und Weinbergen. The largest German settlements were founded to the south and
northeast of Lemberg: Dornfeld, Falkenstein, Kaiserdorf, Kranzberg, Josefsberg,
Königsau und Brigidau. After 1815, settlements were established in Romanowka
und Heinrichsdorf, Deboldowka near Dolina, Michalowka near Rawa-Ruska and
Bagingsberg near Kolomea, Polowce. In 1820 Konstantinowka und Mogila southeast
of Stanislau and Theodorshof were
Before WW II, there were three German newspapers in
Galicia, 95 schools in which German was the language of instruction and 27
Polish schools in which it was taught as a foreign language.  In 1939, there
were about 70,000 Germans in Galicia. After 1945 only very few remained; many
of those who survived the re-settlement and expulsion fled to Germany and then

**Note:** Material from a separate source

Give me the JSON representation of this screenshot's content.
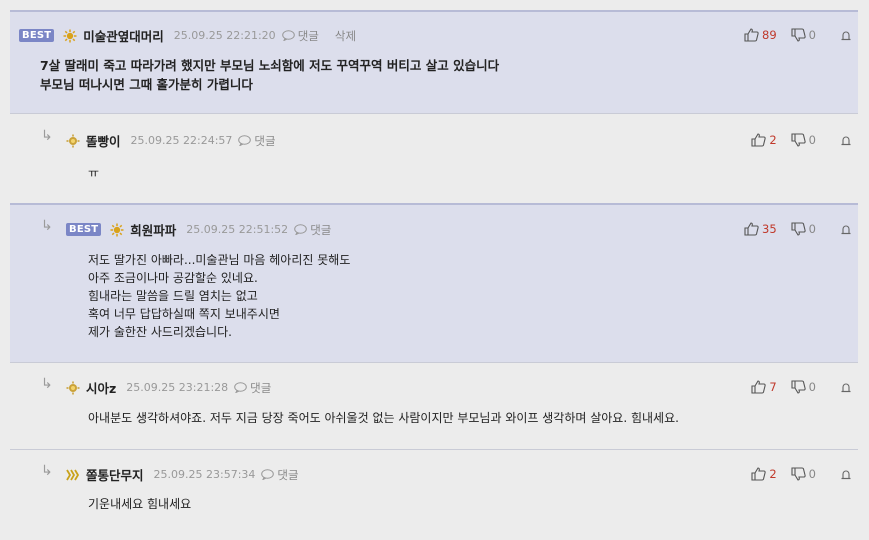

on to the United States and Canada where they had relatives who had emigrated
there already at the beginning of the 20th century. 
Settlement in Alberta
The emigration from the
German villages began in the 1880s and was directed mainly to western Canada.
In 1889 the first Germans from Galicia settled in the colonies of Hoffnungstal,
near Langenburg in Saskatchewan as well as in Josephsberg, near Dunmore in
southern Alberta. In 1890 Germans from Galicia founded Landestreu near
Langenburg, Neudorf, and Lemberg which became stopovers for most of the
immigrants from Galicia who arrived later, especially between 1900 and 1908. In
Alberta, they also settled in Edmonton, Stony Plain, Spruce Grove, Golden
Spike, and Josephsburg. 
In 1889, 630 Germans,
mostly from Galicia, founded a colony south of Dunmore. Their scouts had been
fooled by the mild climate and the quality of the soil, but neither they nor
the immigration agents had considered the hot winds and usual paucity of
precipitation which made farming without systematic irrigation in this area
virtually impossible. After three years of drought, the newly founded
Josephsberg and Rosenthal colonies south of Dunmore and the colony
east of Seven Persons were almost totally abandoned. Some of settlers went to
Saskatchewan, but others moved to the Edmonton area.
The Lutherans from
Galicia founded Hoffnungsau and Rosenthal (Stony Plain) while 24 families of
Reformed Germans from Galicia founded Josephsberg near Fort Saskatchewan. In
1897 there were more than 40 families in the colony.
After 1901, immigrants
from Galicia established Golden Spike, where, around 1910, German families from
Russia also settled.
According to Lehmann's
personal research with Galician immigrants, most can be traced to the districts
of Drohobycz and Stryj, primarily to the communities of Josephsburg, Neudorf,
Gassendorf, Bolechow, Gelsendorf, Duliby, and the town of Stryj. Other places
mentioned were Kaisersdorf, Alt-Jazow, Münchenthal, Hartfeld, Ottenhausen,
Weissenberg, Ebenau, Landestreu, Neu-Kalusz and Kamionka Strumilowa.
Almost all the
immigrants from Galicia were Lutherans. Only a few small groups professed the
Reformed faith and Catholicism. 
Heimatgeschichte," http://www.galizien-online.de/history/machliniec/Machliniec.html. Accessed on
April 16, 2004.
 Thierfelder, Franz,
"Deutsche Sprache im Ausland," in: Wolfgang Stammler (ed.), Deutsche
Philologie im Aufriss, Vol. I (Berlin 1957, p. 1406).
 "Galizien-Online," http://www.galizien-online.de/. Accessed on April
 Lehmann, Heinz, The
German Canadians: 1750-1937. Immigration, settlement and culture. Translated,
edited and introduced by Gerhard P. Bassler (St. John's, NF: Jesperson Presss,
1986), pp. 119-120.
 Lehmann, p. 120.